Disappeared Hong Kong Art Series

Ghost – Disappeared Hong Kong Art (1): 90s, Kurt Chan, 2013
Stacks Image 3
Audio description in empty room
Audio: 3:13 mins. (looped)
Dimensions variable

https://ithinkitrains.org/2013/11/04/lam-tung-pang-ghost-disappeared-hong-kong-art-1-90s-kurt-chan-2013/
http://www.artandeducation.net/announcement/burger-collection-and-1a-space-present-i-think-it-rains/

“Ghost…” was produced and commissioned by the Burger Collection as part of the “I Think It Rains” exhibition platform initiated this past May 2013. The work is a long term project about the disappeared art of the 1990s from Hong Kong, a time where installation art was very prevalent. Ephemeral and uncollected, these works have but a ghostly presence– their visual traces merely apparent as slides or in art history publications. For Lam Tung Pang these pieces are like ghosts, lingering between existence and non-existence.

Exhibition in:

I Think It Rains, Quadrilogy 2, Hong Kong
Burger Collection
May 16–June 30, 2013
Cattle Depot Artist Village, 63 Ma Tau Kok Road To Kwa Wan, Kowloon, Hong Kong
www.burgercollection.org
www.oneaspace.org.hk
www.quadrilogy.org

Collected by Burger Collection


One mirror two images, Bing Lee – Disappeared Hong Kong Art (2)
Stacks Image 59
Being Disappeared – Disappeared Hong Kong Art (3)
Stacks Image 10

Disappeared HK Art 3
is a set of large fiberglass Chinese bowls that have been sawed apart.
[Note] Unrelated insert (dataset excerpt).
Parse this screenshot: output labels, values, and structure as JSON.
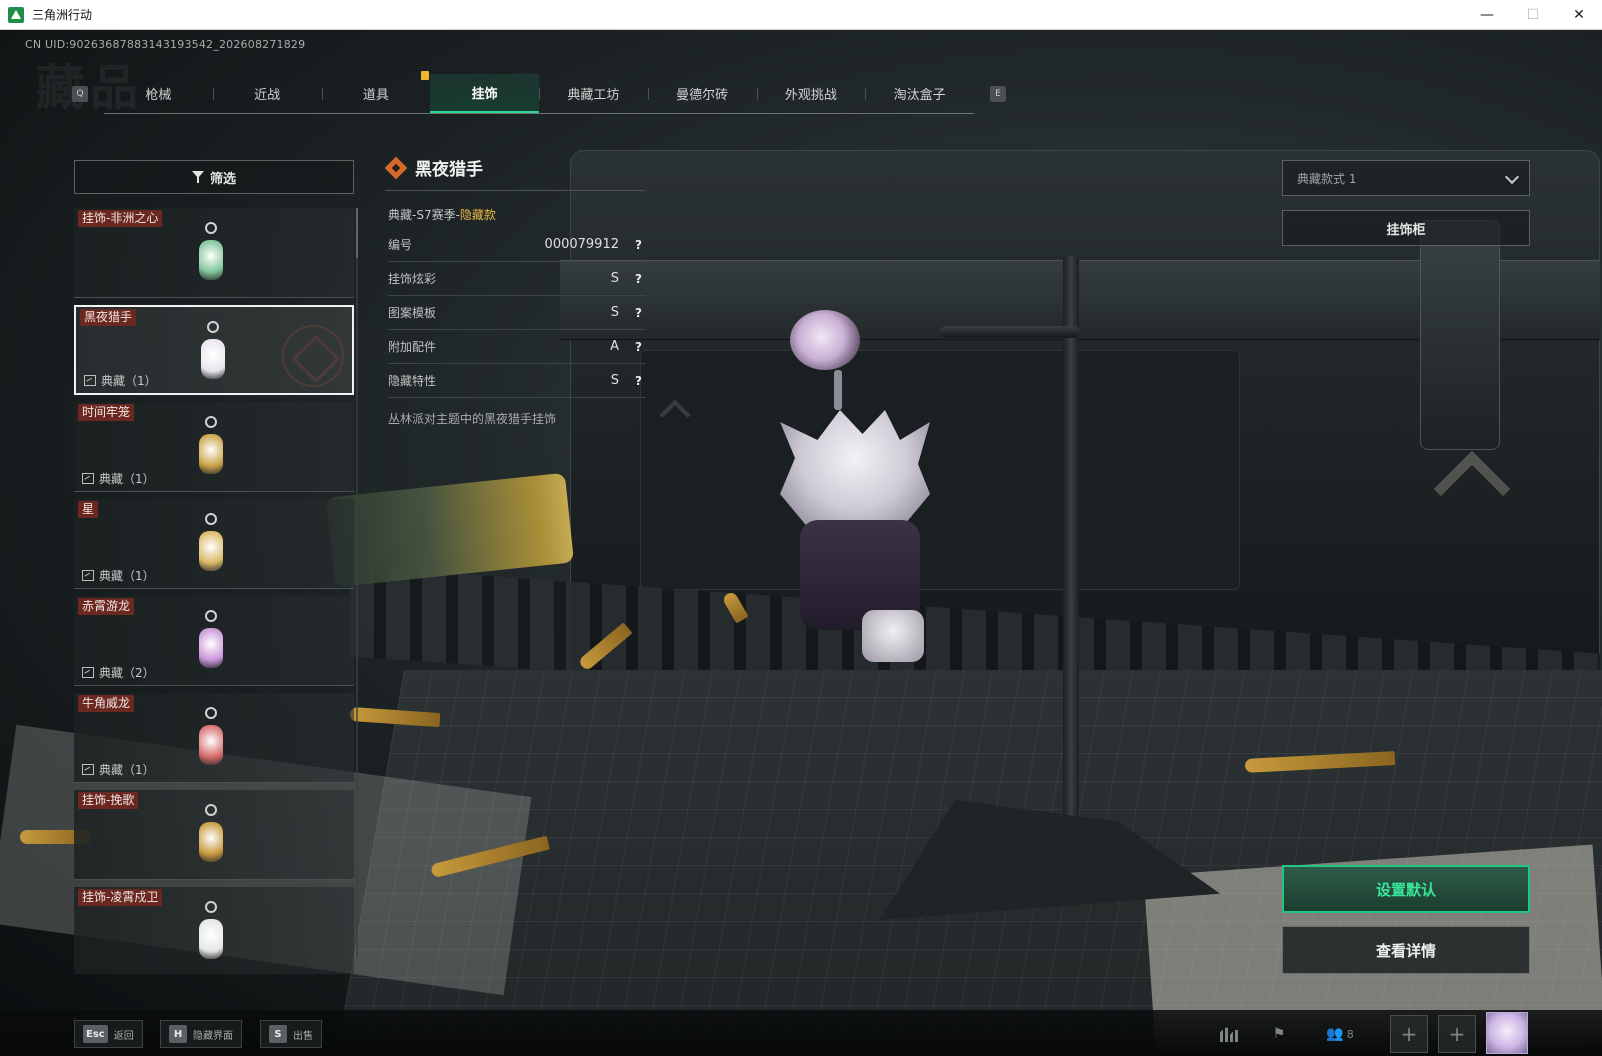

Earlier in his life, Lam Tung-pang participated in a project reforming the villages in Hong Kong, and later transformed this experience into an artwork. The forms of three bowls were used as carriers to convey the concept of coexistence of urban and rural life. The work, completed in 2013, was originally planned to be exhibited at a public art installation, however on the opening day there was a disagreement between the project leader and the venue, leading to the exhibition being cancelled even before it was open to the public. The works were installed and stored for on-site for only 12 hours before being dismantled.
The unexpected collapse of communication had a great impact on Lam Tung-pang. As he witnessed first-hand the dramatic unfolding of events, he was struck by the uncompromising stances of the two sides; and yet, being able to empathize with the opposing viewpoints of each side, he became immediately aware of the conflicting views that existed within himself. After the work was returned to his studio, he decided to saw the large bowls into pieces and include it in his
Disappeared Hong Kong series, with his writing “when situation changes, so does art.”
The artist stored this “disappeared” piece in Kwai Tsing Container Terminals, Hong Kong for three and a half years, until it was exhibited at Chambers Fine Art, Beijing in 2017. After seeing the piece in Beijing, curator Hou Hanru selected the piece to be included in the 2017
Bi-city Biennale of Urbanism & Architecture, where it was installed in the revitalized Ancient City of Nantou in Shenzhen.

Exhibition in: Shenzhen Bi-city Biennale of Urbanism & Architecture, December, 2017